Records from a collection
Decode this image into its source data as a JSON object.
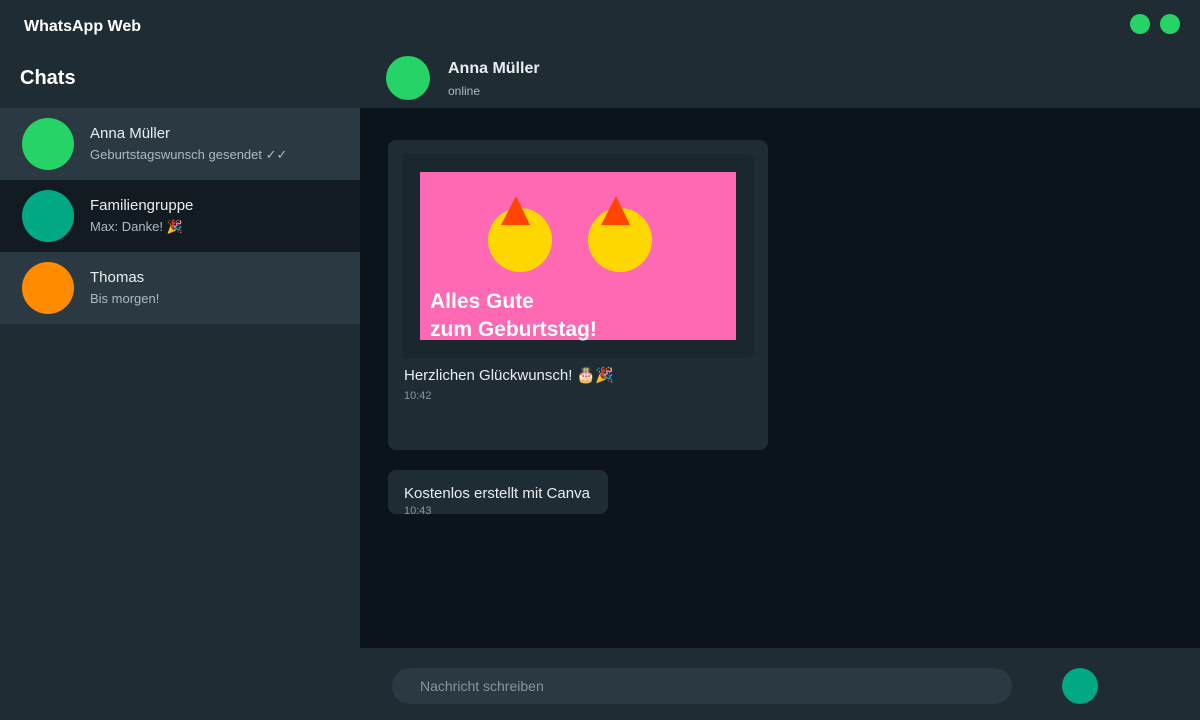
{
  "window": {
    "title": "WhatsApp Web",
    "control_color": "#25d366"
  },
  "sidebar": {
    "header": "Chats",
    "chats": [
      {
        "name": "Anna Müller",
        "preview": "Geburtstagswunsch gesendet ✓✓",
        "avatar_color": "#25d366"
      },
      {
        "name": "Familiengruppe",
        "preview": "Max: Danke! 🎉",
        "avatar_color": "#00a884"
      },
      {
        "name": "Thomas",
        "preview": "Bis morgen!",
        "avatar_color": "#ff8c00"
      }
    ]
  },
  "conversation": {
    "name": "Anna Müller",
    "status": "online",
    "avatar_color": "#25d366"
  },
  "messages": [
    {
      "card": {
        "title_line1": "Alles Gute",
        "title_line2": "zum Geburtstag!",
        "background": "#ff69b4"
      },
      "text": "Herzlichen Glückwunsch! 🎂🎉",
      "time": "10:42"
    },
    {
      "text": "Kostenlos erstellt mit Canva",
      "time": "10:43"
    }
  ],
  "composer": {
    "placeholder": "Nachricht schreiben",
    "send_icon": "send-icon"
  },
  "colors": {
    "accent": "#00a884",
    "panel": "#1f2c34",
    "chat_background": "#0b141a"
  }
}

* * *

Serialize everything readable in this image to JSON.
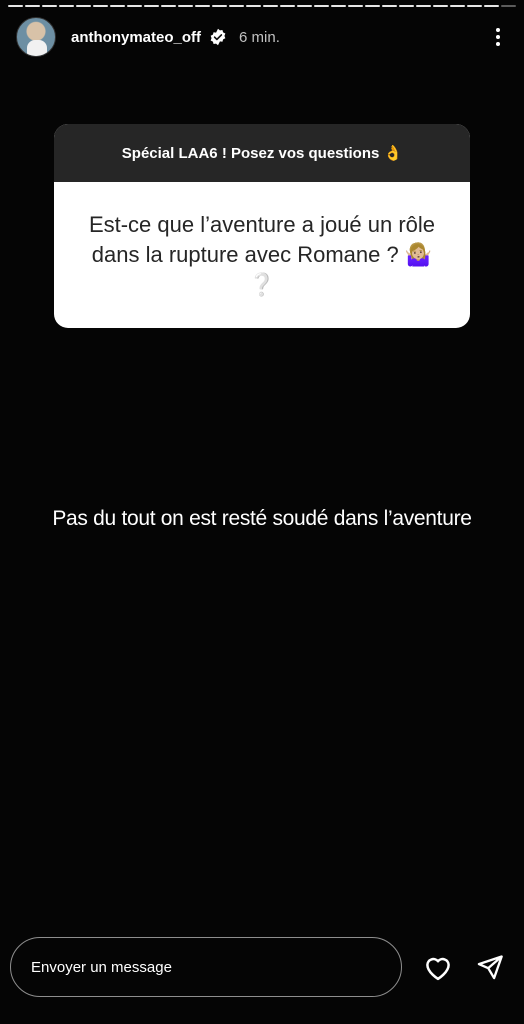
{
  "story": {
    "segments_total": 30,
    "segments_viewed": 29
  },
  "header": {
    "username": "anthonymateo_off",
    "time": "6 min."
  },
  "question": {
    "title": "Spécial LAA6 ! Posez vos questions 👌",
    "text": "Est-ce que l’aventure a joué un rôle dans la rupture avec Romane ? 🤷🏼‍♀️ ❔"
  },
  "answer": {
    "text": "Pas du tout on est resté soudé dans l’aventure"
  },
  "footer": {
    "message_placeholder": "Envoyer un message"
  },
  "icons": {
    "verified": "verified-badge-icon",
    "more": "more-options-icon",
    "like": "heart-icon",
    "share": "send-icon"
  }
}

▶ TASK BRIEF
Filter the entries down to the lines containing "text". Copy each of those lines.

▶ EXERCISE RESPONSE
      "text": "Herzlichen Glückwunsch! 🎂🎉",
      "text": "Kostenlos erstellt mit Canva",
    "text": "Est-ce que l’aventure a joué un rôle dans la rupture avec Romane ? 🤷🏼‍♀️ ❔"
    "text": "Pas du tout on est resté soudé dans l’aventure"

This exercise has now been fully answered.